The Basic Payment Scheme is set for lowland English farms for 2016 at £212.69/ha, up nearly 19% on 2015 due largely to the fall in the value of the pound.
Without this subsidy Mr Latham says a fully owned family farm with no debt might need wheat prices at £100-£110/t to break even, while a farming enterprise such as his own with some rented land would need wheat at about £130/t compared with a current price of just over £140t/ha.
Of course, if the direct BPS subsidy of £212.69/ha ended, farm rents of £400/ha-plus for arable land would have to fall to compensate for the decline in farm income, he adds.
In 2015, direct farm subsidy paid to UK farmers in terms of the basic payment scheme amounted to £2.3bn, while the total support under the Common Agricultural Policy came to £3.2bn.
This includes additions such as Countryside Stewardship schemes and woodland grants.

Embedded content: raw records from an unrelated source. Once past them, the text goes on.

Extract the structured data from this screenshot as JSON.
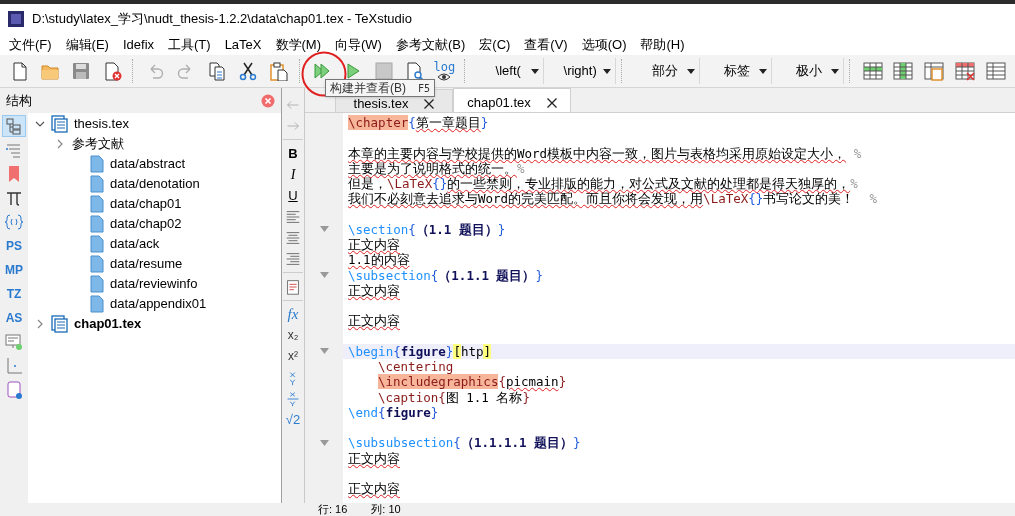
{
  "window": {
    "title": "D:\\study\\latex_学习\\nudt_thesis-1.2.2\\data\\chap01.tex - TeXstudio"
  },
  "menu": [
    "文件(F)",
    "编辑(E)",
    "Idefix",
    "工具(T)",
    "LaTeX",
    "数学(M)",
    "向导(W)",
    "参考文献(B)",
    "宏(C)",
    "查看(V)",
    "选项(O)",
    "帮助(H)"
  ],
  "toolbar": [
    {
      "kind": "new"
    },
    {
      "kind": "open"
    },
    {
      "kind": "save"
    },
    {
      "kind": "close_doc"
    },
    {
      "kind": "sep"
    },
    {
      "kind": "undo"
    },
    {
      "kind": "redo"
    },
    {
      "kind": "copy"
    },
    {
      "kind": "cut"
    },
    {
      "kind": "paste"
    },
    {
      "kind": "sep"
    },
    {
      "kind": "build_view"
    },
    {
      "kind": "compile"
    },
    {
      "kind": "stop"
    },
    {
      "kind": "view"
    },
    {
      "kind": "log",
      "text": "log"
    },
    {
      "kind": "sep"
    },
    {
      "kind": "dropdown",
      "text": "\\left("
    },
    {
      "kind": "dropdown",
      "text": "\\right)"
    },
    {
      "kind": "sep"
    },
    {
      "kind": "dropdown",
      "text": "部分"
    },
    {
      "kind": "dropdown",
      "text": "标签"
    },
    {
      "kind": "dropdown",
      "text": "极小"
    },
    {
      "kind": "sep"
    },
    {
      "kind": "table_rows"
    },
    {
      "kind": "table_cols"
    },
    {
      "kind": "table_paste"
    },
    {
      "kind": "table_delete"
    },
    {
      "kind": "table_more"
    }
  ],
  "tooltip": {
    "text": "构建并查看(B)",
    "shortcut": "F5"
  },
  "structure_panel": {
    "title": "结构",
    "side_tools": [
      {
        "kind": "structure",
        "selected": true
      },
      {
        "kind": "toc",
        "selected": false
      },
      {
        "kind": "bookmark",
        "selected": false
      },
      {
        "kind": "pi",
        "selected": false
      },
      {
        "kind": "braces",
        "selected": false
      },
      {
        "kind": "label",
        "text": "PS",
        "selected": false
      },
      {
        "kind": "label",
        "text": "MP",
        "selected": false
      },
      {
        "kind": "label",
        "text": "TZ",
        "selected": false
      },
      {
        "kind": "label",
        "text": "AS",
        "selected": false
      },
      {
        "kind": "screen",
        "selected": false
      },
      {
        "kind": "axes",
        "selected": false
      },
      {
        "kind": "script",
        "selected": false
      }
    ],
    "tree": [
      {
        "kind": "document",
        "label": "thesis.tex",
        "expanded": true,
        "bold": false,
        "children": [
          {
            "kind": "section",
            "label": "参考文献",
            "expanded": false
          },
          {
            "kind": "file",
            "label": "data/abstract"
          },
          {
            "kind": "file",
            "label": "data/denotation"
          },
          {
            "kind": "file",
            "label": "data/chap01"
          },
          {
            "kind": "file",
            "label": "data/chap02"
          },
          {
            "kind": "file",
            "label": "data/ack"
          },
          {
            "kind": "file",
            "label": "data/resume"
          },
          {
            "kind": "file",
            "label": "data/reviewinfo"
          },
          {
            "kind": "file",
            "label": "data/appendix01"
          }
        ]
      },
      {
        "kind": "document",
        "label": "chap01.tex",
        "expanded": false,
        "bold": true
      }
    ]
  },
  "editor_tools": [
    {
      "kind": "back"
    },
    {
      "kind": "forward"
    },
    {
      "kind": "sep"
    },
    {
      "kind": "bold",
      "text": "B"
    },
    {
      "kind": "italic",
      "text": "I"
    },
    {
      "kind": "underline",
      "text": "U"
    },
    {
      "kind": "align_left"
    },
    {
      "kind": "align_center"
    },
    {
      "kind": "align_right"
    },
    {
      "kind": "sep"
    },
    {
      "kind": "doc"
    },
    {
      "kind": "sep"
    },
    {
      "kind": "fx",
      "text": "fx"
    },
    {
      "kind": "text",
      "text": "x₂"
    },
    {
      "kind": "text",
      "text": "x²"
    },
    {
      "kind": "frac"
    },
    {
      "kind": "frac_line"
    },
    {
      "kind": "sqrt",
      "text": "√2"
    }
  ],
  "tabs": [
    {
      "label": "thesis.tex",
      "selected": false
    },
    {
      "label": "chap01.tex",
      "selected": true
    }
  ],
  "editor_lines": [
    {
      "fold": false,
      "current": false,
      "indented": false,
      "segments": [
        {
          "kind": "command_hl",
          "text": "\\chapter"
        },
        {
          "kind": "brace",
          "text": "{"
        },
        {
          "kind": "text",
          "text": "第一章题目",
          "squiggle": true
        },
        {
          "kind": "brace",
          "text": "}"
        }
      ]
    },
    {
      "fold": false,
      "current": false
    },
    {
      "fold": false,
      "current": false,
      "indented": false,
      "segments": [
        {
          "kind": "text",
          "text": "本章的主要内容与学校提供的Word模板中内容一致，图片与表格均采用原始设定大小，",
          "squiggle": true
        },
        {
          "kind": "comment",
          "text": " %"
        }
      ]
    },
    {
      "fold": false,
      "current": false,
      "indented": false,
      "segments": [
        {
          "kind": "text",
          "text": "主要是为了说明格式的统一。",
          "squiggle": true
        },
        {
          "kind": "comment",
          "text": "%"
        }
      ]
    },
    {
      "fold": false,
      "current": false,
      "indented": false,
      "segments": [
        {
          "kind": "text",
          "text": "但是，",
          "squiggle": false
        },
        {
          "kind": "latex",
          "text": "\\LaTeX"
        },
        {
          "kind": "brace",
          "text": "{}"
        },
        {
          "kind": "text",
          "text": "的一些禁则，专业排版的能力，对公式及文献的处理都是得天独厚的，",
          "squiggle": true
        },
        {
          "kind": "comment",
          "text": "%"
        }
      ]
    },
    {
      "fold": false,
      "current": false,
      "indented": false,
      "segments": [
        {
          "kind": "text",
          "text": "我们不必刻意去追求与Word的完美匹配。而且你将会发现，用",
          "squiggle": true
        },
        {
          "kind": "latex",
          "text": "\\LaTeX"
        },
        {
          "kind": "brace",
          "text": "{}"
        },
        {
          "kind": "text",
          "text": "书写论文的美！",
          "squiggle": false
        },
        {
          "kind": "comment",
          "text": "  %"
        }
      ]
    },
    {
      "fold": false,
      "current": false
    },
    {
      "fold": true,
      "current": false,
      "indented": false,
      "segments": [
        {
          "kind": "command",
          "text": "\\section"
        },
        {
          "kind": "brace",
          "text": "{"
        },
        {
          "kind": "arg",
          "text": "（1.1 题目）"
        },
        {
          "kind": "brace",
          "text": "}"
        }
      ]
    },
    {
      "fold": false,
      "current": false,
      "indented": false,
      "segments": [
        {
          "kind": "text",
          "text": "正文内容",
          "squiggle": true
        }
      ]
    },
    {
      "fold": false,
      "current": false,
      "indented": false,
      "segments": [
        {
          "kind": "text",
          "text": "1.1的内容",
          "squiggle": true
        }
      ]
    },
    {
      "fold": true,
      "current": false,
      "indented": false,
      "segments": [
        {
          "kind": "command",
          "text": "\\subsection"
        },
        {
          "kind": "brace",
          "text": "{"
        },
        {
          "kind": "arg",
          "text": "（1.1.1 题目）"
        },
        {
          "kind": "brace",
          "text": "}"
        }
      ]
    },
    {
      "fold": false,
      "current": false,
      "indented": false,
      "segments": [
        {
          "kind": "text",
          "text": "正文内容",
          "squiggle": true
        }
      ]
    },
    {
      "fold": false,
      "current": false
    },
    {
      "fold": false,
      "current": false,
      "indented": false,
      "segments": [
        {
          "kind": "text",
          "text": "正文内容",
          "squiggle": true
        }
      ]
    },
    {
      "fold": false,
      "current": false
    },
    {
      "fold": true,
      "current": true,
      "indented": false,
      "segments": [
        {
          "kind": "command",
          "text": "\\begin"
        },
        {
          "kind": "brace",
          "text": "{"
        },
        {
          "kind": "arg",
          "text": "figure"
        },
        {
          "kind": "brace",
          "text": "}"
        },
        {
          "kind": "bracket_hl",
          "text": "["
        },
        {
          "kind": "text",
          "text": "htp",
          "squiggle": false
        },
        {
          "kind": "bracket_hl",
          "text": "]"
        }
      ]
    },
    {
      "fold": false,
      "current": false,
      "indented": true,
      "segments": [
        {
          "kind": "latex",
          "text": "\\centering"
        }
      ]
    },
    {
      "fold": false,
      "current": false,
      "indented": true,
      "segments": [
        {
          "kind": "command_hl",
          "text": "\\includegraphics"
        },
        {
          "kind": "latex",
          "text": "{"
        },
        {
          "kind": "text",
          "text": "picmain",
          "squiggle": true
        },
        {
          "kind": "latex",
          "text": "}"
        }
      ]
    },
    {
      "fold": false,
      "current": false,
      "indented": true,
      "segments": [
        {
          "kind": "latex",
          "text": "\\caption{"
        },
        {
          "kind": "text",
          "text": "图 1.1 名称",
          "squiggle": false
        },
        {
          "kind": "latex",
          "text": "}"
        }
      ]
    },
    {
      "fold": false,
      "current": false,
      "indented": false,
      "segments": [
        {
          "kind": "command",
          "text": "\\end"
        },
        {
          "kind": "brace",
          "text": "{"
        },
        {
          "kind": "arg",
          "text": "figure"
        },
        {
          "kind": "brace",
          "text": "}"
        }
      ]
    },
    {
      "fold": false,
      "current": false
    },
    {
      "fold": true,
      "current": false,
      "indented": false,
      "segments": [
        {
          "kind": "command",
          "text": "\\subsubsection"
        },
        {
          "kind": "brace",
          "text": "{"
        },
        {
          "kind": "arg",
          "text": "（1.1.1.1 题目）"
        },
        {
          "kind": "brace",
          "text": "}"
        }
      ]
    },
    {
      "fold": false,
      "current": false,
      "indented": false,
      "segments": [
        {
          "kind": "text",
          "text": "正文内容",
          "squiggle": true
        }
      ]
    },
    {
      "fold": false,
      "current": false
    },
    {
      "fold": false,
      "current": false,
      "indented": false,
      "segments": [
        {
          "kind": "text",
          "text": "正文内容",
          "squiggle": true
        }
      ]
    }
  ],
  "status_bar": [
    "行: 16",
    "列: 10"
  ]
}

For 2016, the basic payment scheme was £212.69/ha for lowland England.
The future role of government would be crucial to prevent the industry being at a competitive disadvantage in terms of issues such as the future use of glyphosate and the investment needed in UK-specific problems such as blackgrass control.
Mr Latham currently farms 800ha, with 500ha owned and the rest rented across five holdings spread across Cambridgeshire, Suffolk, and Essex with soils ranging from heavy clays to light loams over chalk.
Low wheat prices
Back in 2000, when he was farming just 280ha and with wheat prices on the floor, he realised he had to make changes to make his business competitive.
So he came together with his local farming partners to form AWT Farm Services in 2001 which grows all his winter wheat, spring barley, oilseed rape and spring beans under a share-farming agreement.
Two of the partners, Andrew Tetlow and Anthony Wiseman, manage the day-to-day business of AWT. There are one full-time member of staff and two self-employed farm operators and a range of farm machinery, and the business contract farms more than 2,000ha of arable land for the four partners.
This freed up capital for the partners and time for Mr Latham to focus on managing his farm’s property portfolio and his chairmanship of Camgrain.
Bringing all the land together made management easier, allowing block cropping of large chunks of land, with just over half of the land down to winter wheat and 70% of this in milling varieties.
Role of the co-operative
One of the triggers to join up was that all the partners’ grain was delivered to Camgrain, which can store 550,000t of grain for its 600-plus members in its four stores – two in Cambridgeshire, one in Kettering and one in Stratford-Upon-Avon.
Camgrain’s size means it can supply major wheat users such as Britain’s biggest flour miller, Whitworths, and Shredded Wheat maker Nestle.
Malting barley customers include the UK’s biggest maltster, Boortmalt, and Johnnie Walker whisky giant Diageo.
Mr Latham argues that these close relationships with end users means it can achieve better prices than growers could in the open market and it also helps to shorten the supply chain with consumers.